Problem description: Count the lines below that include "modules". Only the number should be given.

#### Record extracts

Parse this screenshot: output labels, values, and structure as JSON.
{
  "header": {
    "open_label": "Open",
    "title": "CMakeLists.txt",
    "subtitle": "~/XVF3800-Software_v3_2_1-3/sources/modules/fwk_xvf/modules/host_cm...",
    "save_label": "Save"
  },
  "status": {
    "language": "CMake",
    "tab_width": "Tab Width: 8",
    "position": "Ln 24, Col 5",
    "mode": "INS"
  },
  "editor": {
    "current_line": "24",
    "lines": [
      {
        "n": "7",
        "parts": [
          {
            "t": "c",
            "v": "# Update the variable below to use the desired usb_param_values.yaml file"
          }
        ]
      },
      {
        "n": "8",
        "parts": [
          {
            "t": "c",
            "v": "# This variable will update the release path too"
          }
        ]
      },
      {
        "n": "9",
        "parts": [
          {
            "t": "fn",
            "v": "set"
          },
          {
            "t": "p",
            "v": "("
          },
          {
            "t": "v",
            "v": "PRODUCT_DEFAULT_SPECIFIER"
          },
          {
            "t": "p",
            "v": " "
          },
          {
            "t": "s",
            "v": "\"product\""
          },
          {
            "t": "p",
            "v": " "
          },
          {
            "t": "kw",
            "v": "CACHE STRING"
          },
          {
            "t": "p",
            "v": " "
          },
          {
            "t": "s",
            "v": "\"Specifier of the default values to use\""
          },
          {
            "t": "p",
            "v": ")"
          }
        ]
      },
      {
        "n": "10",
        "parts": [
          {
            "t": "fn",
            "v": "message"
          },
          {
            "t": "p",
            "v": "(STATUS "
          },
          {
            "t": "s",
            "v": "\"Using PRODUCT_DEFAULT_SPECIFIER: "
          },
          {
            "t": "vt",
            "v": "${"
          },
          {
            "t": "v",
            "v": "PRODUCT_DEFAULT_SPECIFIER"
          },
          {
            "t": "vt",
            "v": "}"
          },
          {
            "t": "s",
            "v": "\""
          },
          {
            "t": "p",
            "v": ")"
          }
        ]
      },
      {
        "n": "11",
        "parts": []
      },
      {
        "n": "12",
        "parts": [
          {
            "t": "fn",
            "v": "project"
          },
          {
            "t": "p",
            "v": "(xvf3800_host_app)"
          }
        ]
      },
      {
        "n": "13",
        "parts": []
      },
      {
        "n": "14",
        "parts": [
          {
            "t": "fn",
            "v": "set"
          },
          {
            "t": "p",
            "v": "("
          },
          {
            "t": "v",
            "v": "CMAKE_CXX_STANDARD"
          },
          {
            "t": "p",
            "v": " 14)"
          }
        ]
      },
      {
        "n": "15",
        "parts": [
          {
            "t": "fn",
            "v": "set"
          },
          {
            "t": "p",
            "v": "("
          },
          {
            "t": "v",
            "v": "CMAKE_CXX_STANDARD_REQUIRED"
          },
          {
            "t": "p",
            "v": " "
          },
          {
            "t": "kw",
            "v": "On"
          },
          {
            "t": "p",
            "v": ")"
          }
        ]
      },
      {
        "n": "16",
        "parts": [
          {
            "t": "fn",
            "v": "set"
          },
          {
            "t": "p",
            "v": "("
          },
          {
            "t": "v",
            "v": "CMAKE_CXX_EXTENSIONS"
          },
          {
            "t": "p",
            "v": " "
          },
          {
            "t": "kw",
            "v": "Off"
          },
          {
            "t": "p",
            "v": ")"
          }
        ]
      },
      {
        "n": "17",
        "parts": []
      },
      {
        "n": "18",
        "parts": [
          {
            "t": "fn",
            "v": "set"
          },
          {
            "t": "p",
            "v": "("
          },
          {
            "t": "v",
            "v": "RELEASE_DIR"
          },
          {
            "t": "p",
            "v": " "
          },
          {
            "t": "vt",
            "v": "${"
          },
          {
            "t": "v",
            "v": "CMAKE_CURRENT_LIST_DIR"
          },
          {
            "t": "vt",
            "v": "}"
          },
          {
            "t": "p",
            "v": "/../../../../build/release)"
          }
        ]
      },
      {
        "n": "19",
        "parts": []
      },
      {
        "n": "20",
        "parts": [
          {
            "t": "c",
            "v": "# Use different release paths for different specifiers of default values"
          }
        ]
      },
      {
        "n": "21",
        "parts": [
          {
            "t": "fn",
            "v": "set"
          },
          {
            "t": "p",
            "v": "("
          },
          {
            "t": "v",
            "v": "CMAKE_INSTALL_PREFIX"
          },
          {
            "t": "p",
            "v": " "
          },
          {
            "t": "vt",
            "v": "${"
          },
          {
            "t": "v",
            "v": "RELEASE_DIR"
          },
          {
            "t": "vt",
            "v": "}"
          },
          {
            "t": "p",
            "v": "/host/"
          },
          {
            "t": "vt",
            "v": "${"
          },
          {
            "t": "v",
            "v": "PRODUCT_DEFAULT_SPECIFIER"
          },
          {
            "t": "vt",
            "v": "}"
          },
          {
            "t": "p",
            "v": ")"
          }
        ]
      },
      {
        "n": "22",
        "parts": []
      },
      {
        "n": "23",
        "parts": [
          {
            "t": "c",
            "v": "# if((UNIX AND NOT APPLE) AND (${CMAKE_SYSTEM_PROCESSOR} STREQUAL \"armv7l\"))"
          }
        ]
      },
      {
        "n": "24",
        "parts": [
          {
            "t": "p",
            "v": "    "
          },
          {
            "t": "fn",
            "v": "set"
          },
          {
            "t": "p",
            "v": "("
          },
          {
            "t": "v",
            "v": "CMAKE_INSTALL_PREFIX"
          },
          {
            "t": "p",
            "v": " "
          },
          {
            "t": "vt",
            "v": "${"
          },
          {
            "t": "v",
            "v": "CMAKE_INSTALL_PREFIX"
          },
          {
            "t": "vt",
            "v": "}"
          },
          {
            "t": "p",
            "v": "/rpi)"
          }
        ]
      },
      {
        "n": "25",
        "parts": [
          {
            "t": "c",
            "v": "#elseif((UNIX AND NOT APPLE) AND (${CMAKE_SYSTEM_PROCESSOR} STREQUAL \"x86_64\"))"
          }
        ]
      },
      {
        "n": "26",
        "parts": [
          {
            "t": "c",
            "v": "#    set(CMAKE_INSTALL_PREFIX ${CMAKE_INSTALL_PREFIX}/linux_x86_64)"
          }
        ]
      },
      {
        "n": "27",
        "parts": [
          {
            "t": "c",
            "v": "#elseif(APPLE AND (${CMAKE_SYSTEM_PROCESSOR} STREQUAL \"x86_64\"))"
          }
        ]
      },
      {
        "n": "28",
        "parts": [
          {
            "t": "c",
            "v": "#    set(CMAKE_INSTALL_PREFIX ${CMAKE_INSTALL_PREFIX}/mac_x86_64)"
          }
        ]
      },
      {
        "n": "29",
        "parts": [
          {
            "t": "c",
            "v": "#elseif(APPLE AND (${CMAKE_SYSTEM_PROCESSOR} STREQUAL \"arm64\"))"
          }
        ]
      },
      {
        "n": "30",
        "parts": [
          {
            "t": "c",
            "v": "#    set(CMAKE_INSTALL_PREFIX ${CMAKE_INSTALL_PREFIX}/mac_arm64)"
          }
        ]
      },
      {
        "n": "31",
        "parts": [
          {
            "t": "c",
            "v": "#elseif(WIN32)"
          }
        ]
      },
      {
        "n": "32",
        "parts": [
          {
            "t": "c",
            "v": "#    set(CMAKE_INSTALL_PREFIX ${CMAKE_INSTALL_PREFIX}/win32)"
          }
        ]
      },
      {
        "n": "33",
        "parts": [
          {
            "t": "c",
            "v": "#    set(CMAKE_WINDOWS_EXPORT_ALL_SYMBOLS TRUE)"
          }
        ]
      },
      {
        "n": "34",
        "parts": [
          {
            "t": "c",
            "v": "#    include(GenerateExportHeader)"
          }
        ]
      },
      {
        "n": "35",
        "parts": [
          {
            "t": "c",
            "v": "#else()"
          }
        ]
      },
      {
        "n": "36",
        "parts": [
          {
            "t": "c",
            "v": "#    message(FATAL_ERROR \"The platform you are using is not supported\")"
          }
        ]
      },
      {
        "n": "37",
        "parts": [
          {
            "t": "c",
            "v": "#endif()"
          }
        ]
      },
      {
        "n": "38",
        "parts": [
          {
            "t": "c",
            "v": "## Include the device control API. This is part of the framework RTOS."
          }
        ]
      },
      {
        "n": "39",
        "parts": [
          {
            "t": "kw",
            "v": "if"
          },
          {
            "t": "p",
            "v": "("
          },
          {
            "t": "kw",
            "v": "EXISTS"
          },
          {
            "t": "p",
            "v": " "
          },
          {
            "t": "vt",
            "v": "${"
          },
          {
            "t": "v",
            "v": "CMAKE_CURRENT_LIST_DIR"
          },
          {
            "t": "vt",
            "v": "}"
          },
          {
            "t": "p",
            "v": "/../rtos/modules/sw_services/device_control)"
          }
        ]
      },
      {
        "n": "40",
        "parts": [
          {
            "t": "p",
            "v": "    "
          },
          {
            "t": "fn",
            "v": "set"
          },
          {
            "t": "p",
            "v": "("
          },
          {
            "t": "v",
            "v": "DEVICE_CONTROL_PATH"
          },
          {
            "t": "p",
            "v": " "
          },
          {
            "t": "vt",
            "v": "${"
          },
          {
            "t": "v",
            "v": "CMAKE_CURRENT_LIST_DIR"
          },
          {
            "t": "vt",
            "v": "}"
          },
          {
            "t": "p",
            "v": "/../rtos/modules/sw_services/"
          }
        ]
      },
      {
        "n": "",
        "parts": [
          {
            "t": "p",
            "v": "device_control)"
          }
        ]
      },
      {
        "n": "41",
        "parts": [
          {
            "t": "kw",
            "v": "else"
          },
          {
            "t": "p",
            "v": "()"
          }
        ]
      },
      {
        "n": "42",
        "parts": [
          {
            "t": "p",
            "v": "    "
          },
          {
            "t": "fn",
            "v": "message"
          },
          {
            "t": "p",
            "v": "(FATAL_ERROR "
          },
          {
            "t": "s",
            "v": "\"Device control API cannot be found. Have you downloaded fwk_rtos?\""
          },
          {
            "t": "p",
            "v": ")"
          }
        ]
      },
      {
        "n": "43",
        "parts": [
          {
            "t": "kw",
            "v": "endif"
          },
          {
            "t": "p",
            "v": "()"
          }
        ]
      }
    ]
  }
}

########

Output of the task: 3